Data records for software interfaces:
——————
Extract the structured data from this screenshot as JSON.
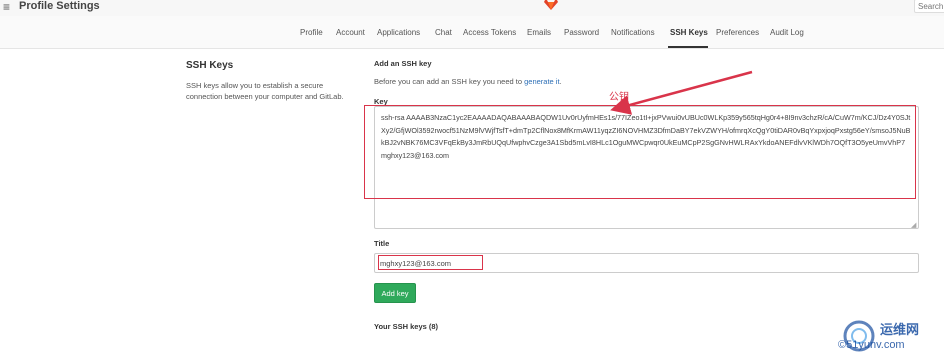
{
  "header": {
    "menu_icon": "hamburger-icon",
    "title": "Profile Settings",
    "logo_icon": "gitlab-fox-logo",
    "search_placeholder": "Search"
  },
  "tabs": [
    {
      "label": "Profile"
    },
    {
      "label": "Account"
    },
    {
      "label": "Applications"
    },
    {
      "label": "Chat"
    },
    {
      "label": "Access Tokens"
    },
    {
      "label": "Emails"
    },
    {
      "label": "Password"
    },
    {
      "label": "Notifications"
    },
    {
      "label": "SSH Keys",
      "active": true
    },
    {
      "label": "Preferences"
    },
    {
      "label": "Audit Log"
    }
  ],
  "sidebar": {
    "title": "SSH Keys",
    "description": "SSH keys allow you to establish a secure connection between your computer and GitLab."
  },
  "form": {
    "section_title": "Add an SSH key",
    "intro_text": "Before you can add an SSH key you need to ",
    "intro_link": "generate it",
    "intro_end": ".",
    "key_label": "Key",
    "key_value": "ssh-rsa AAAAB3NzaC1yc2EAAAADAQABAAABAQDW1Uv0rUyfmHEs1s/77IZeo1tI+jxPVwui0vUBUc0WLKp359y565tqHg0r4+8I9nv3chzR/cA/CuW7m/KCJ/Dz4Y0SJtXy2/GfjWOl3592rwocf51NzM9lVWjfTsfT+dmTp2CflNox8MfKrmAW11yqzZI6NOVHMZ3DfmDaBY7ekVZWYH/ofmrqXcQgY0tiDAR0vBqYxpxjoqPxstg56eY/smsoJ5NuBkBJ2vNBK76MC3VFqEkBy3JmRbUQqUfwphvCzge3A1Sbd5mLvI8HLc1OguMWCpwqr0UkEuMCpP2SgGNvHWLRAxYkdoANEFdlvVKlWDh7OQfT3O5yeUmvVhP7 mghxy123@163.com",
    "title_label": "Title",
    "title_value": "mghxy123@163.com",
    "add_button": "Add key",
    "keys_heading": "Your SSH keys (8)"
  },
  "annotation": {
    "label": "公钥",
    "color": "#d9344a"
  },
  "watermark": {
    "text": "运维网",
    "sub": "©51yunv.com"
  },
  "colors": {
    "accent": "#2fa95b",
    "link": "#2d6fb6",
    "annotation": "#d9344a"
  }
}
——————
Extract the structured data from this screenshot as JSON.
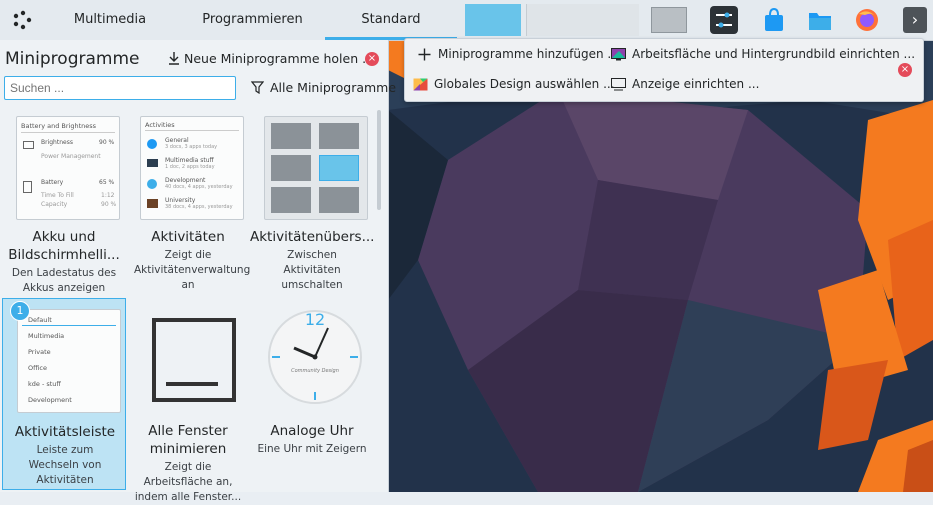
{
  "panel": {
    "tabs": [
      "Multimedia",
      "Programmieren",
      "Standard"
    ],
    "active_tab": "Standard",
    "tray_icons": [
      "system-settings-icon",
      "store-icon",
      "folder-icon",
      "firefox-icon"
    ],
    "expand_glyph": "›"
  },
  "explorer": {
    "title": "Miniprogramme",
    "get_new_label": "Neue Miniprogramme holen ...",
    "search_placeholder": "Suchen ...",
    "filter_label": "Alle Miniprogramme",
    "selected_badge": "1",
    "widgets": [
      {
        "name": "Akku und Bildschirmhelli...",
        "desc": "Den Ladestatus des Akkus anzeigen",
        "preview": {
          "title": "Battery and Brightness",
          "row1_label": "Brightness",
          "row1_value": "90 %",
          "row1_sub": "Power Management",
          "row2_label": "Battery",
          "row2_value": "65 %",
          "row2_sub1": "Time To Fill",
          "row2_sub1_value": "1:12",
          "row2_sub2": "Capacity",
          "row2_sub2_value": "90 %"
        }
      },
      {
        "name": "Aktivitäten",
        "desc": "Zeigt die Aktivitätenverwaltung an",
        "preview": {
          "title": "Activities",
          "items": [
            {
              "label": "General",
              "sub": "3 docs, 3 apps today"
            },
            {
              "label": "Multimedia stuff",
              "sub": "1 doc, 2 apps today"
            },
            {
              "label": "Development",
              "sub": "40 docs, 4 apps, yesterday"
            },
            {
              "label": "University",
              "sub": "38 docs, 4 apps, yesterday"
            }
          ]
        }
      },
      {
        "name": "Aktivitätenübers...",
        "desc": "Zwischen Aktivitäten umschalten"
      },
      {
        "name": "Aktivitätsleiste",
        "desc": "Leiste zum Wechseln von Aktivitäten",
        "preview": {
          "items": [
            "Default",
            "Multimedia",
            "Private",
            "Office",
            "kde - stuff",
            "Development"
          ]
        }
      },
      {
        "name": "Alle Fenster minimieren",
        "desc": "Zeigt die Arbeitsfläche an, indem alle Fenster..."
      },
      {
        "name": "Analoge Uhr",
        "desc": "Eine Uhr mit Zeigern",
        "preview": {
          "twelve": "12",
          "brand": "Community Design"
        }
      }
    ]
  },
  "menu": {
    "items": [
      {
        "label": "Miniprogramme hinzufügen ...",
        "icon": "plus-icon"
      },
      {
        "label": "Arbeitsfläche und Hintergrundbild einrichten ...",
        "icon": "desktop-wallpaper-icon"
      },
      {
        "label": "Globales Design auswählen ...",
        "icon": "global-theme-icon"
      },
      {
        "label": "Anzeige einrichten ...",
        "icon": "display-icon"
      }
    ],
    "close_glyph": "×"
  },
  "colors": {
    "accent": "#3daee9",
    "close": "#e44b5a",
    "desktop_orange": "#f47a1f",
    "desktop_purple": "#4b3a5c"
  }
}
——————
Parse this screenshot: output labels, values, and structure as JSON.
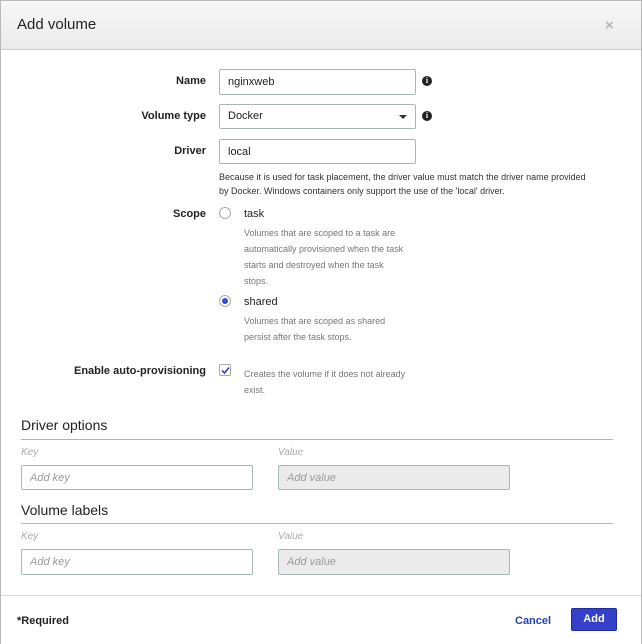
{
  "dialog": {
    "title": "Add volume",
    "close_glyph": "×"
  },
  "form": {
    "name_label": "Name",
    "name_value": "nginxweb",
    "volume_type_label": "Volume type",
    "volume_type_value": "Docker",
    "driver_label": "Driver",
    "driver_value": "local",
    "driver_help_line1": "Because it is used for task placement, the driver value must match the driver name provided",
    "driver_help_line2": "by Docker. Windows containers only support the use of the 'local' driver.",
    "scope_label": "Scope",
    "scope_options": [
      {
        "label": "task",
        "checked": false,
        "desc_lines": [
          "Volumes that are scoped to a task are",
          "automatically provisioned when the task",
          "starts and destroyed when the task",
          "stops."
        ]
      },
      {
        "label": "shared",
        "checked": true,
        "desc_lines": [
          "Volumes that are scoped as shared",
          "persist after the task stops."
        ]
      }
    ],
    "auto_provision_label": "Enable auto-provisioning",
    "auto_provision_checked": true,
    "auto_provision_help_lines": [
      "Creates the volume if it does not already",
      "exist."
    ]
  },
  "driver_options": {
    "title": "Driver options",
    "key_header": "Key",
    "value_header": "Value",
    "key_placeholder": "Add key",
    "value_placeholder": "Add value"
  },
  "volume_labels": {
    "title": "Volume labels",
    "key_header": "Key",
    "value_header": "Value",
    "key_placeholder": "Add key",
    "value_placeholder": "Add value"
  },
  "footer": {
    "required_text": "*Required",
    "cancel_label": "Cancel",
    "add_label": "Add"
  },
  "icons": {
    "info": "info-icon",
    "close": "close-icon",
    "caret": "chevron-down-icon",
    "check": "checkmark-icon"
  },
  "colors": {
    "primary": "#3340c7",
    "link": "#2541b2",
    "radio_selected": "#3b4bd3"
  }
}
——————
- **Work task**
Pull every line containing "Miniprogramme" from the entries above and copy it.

- **Expected output**
    "title": "Miniprogramme",
    "get_new_label": "Neue Miniprogramme holen ...",
    "filter_label": "Alle Miniprogramme",
        "label": "Miniprogramme hinzufügen ...",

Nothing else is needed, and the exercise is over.